Ray Kurzweil likes to talk about the Singularity, that, depending on who you ask (mythical?), point in time after which technology will have gotten so advanced that there will be a break, a point-of-no-return, an acceleration whereby humans will be out of the loop, or at least will not fully understand their own technical creations which will then take on a life of their own.
Well, Kurzweil, who besides being the somewhat off-the-wall prognosticator described above, is also an accomplished inventor in his own right. In a sign of the times he—in one corner—has ascended to be a head of engineering at Google.
Teller is the grandson of that apotheosis of skunkwork Edward Teller, who invented not the atom bomb—that was done by J. Robert Oppenheimer—but the thousand times more powerful hydrogen bomb.
Some time ago I read the Oppenheimer biographical tome American Prometheus about the Manhattan Project, as well as personally visited Los Alamos New Mexico tracing how this all went down near ancient Anastazi Indian ruins and made it down to the—perhaps more crucial—Ground Zero in Southern New Mexico at White Sands where the first atom bomb was tested.
All this to say it is perhaps not so ironic that Edward Teller‘s grandson Astro heads up Google X—maybe the closest thing we have now to the Manhattan Project.
So what else might be going on at Google X past Glass, Loon, the driverless über-johnny cab combo?
It can be easy to let Google’s innovations of the last 15 years wash over us—worldwide instantaneous search of the entire internet, Google Streetview of practically the entire earth, the increasing and seemless functionning of cloud computing so that the pervasive computing paradigm is already here, more or less.
Kurzweil in one corner, Teller in the other.
It seems clear that in the history of science and technology that while some innovation may have been inevitable, particular personnalities do matter. The world we currently live in would be different without Einstein, Jobs, yes Oppenheimer and Teller (the grandfather), so this is why I think it consequencial that a radical futurist utopian like Kurzweil has taken the engineering reigns at Google, while a scion with the pedigree of Astro Teller is heading up their semi-secret research lab where just one of their “easy” projects is the aformentionned driverless cars which could not only put truck, taxi and bus drivers out of work, but also completely reconfigure transportation, highways and all of urban geography as well.
People now talk about drones for package delivery, but what happens when we have hundreds of millions of driverless—let’s call them contraptions for now, loose in the real world, not some video game, privy themselves to the world’s information processing it all with an Alien Intelligence?
Just think about those vertical roadways in Minority Report as an already deprecated vision.
The same kind of mind-bending change in degree seems in the cards (ahem) with Google Glass – as Neo says – we are shortly to be plugged in ourselves to not only the World Wide Web, but a nacient A.I. that Google is admittedly fostering. No wonder—sci-fi movie fan that I am—that 2 soon to be released films are quite Singularity-oriented, the first overtly so: the story of a man in the momentary lead-up to the Singularity actually happening.

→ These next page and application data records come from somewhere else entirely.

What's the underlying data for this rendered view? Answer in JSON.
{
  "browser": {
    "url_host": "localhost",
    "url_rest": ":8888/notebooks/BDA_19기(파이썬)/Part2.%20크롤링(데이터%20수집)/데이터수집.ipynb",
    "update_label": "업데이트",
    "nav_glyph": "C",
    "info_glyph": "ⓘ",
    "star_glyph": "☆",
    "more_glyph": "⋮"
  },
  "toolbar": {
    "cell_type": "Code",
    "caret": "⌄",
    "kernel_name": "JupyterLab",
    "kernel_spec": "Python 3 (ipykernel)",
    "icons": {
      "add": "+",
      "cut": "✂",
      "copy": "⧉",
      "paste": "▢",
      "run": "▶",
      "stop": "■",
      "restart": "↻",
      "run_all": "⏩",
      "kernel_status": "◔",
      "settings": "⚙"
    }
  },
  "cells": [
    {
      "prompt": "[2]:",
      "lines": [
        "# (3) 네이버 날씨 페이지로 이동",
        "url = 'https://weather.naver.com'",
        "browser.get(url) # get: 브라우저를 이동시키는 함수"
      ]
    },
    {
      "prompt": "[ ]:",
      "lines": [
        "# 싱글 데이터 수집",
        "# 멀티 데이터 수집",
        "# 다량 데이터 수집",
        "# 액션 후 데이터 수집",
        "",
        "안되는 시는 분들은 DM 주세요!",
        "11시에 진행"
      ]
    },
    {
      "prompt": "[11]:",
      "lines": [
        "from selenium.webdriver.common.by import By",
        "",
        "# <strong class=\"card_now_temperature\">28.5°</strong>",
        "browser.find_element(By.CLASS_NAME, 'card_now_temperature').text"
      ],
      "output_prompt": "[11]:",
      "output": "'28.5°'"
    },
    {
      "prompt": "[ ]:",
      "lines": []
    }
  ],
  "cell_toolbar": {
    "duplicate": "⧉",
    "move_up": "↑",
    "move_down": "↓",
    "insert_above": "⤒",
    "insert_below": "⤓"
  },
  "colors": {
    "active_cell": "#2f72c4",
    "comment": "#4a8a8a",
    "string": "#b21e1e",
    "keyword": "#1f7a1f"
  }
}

And the slighlty more Hollywoodized version in Spike Jonze’s latest where Joaquin Phoenix’s character falls in love with his very human-like operating system (voiced by Scarlett Johansson).

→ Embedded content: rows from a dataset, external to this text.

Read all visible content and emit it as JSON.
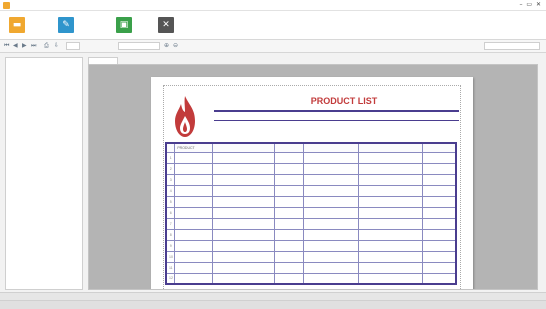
{
  "colors": {
    "ribbon_btn_1": "#f0a830",
    "ribbon_btn_2": "#2f95cc",
    "ribbon_btn_3": "#3aa04a",
    "ribbon_btn_4": "#555555",
    "report_title": "#c23b3b",
    "report_border": "#4a3d8f"
  },
  "window": {
    "controls": "– ▭ ✕"
  },
  "ribbon": {
    "buttons": [
      {
        "icon": "folder-icon",
        "glyph": "▬"
      },
      {
        "icon": "design-icon",
        "glyph": "✎"
      },
      {
        "icon": "save-icon",
        "glyph": "▣"
      },
      {
        "icon": "tools-icon",
        "glyph": "✕"
      }
    ]
  },
  "report": {
    "title": "PRODUCT LIST",
    "columns": [
      "",
      "PRODUCT",
      "",
      "",
      "",
      "",
      ""
    ],
    "rows": [
      {
        "n": "1"
      },
      {
        "n": "2"
      },
      {
        "n": "3"
      },
      {
        "n": "4"
      },
      {
        "n": "5"
      },
      {
        "n": "6"
      },
      {
        "n": "7"
      },
      {
        "n": "8"
      },
      {
        "n": "9"
      },
      {
        "n": "10"
      },
      {
        "n": "11"
      },
      {
        "n": "12"
      }
    ]
  }
}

In 1945, most of the world, even the far majority of those in Los Alamos and the surrounding towns of Santa Fe and Taos New Mexico, had no idea of what Oppenheimer, that wiley American Prometheus, was spearheading, and did not know, until the bombs finally dropped.
Now Astro was obviously a bit cagey when pressed by Charlie Rose what else Google X was indeed up to, so could it be that in their own backroom somewhere, a couple of guys are looking at something they do not fully understand, and just maybe realize, we are already living past the Singularity, here and now?
Update: A Third Singularity-themed Film (October 21, 2013)
A third film is poised to come out exploring the coming mind-meld between man and machine.
After watching it, think about how far the leap is, really, between a Google self-driving car and what’s going on in the following vision of the near future: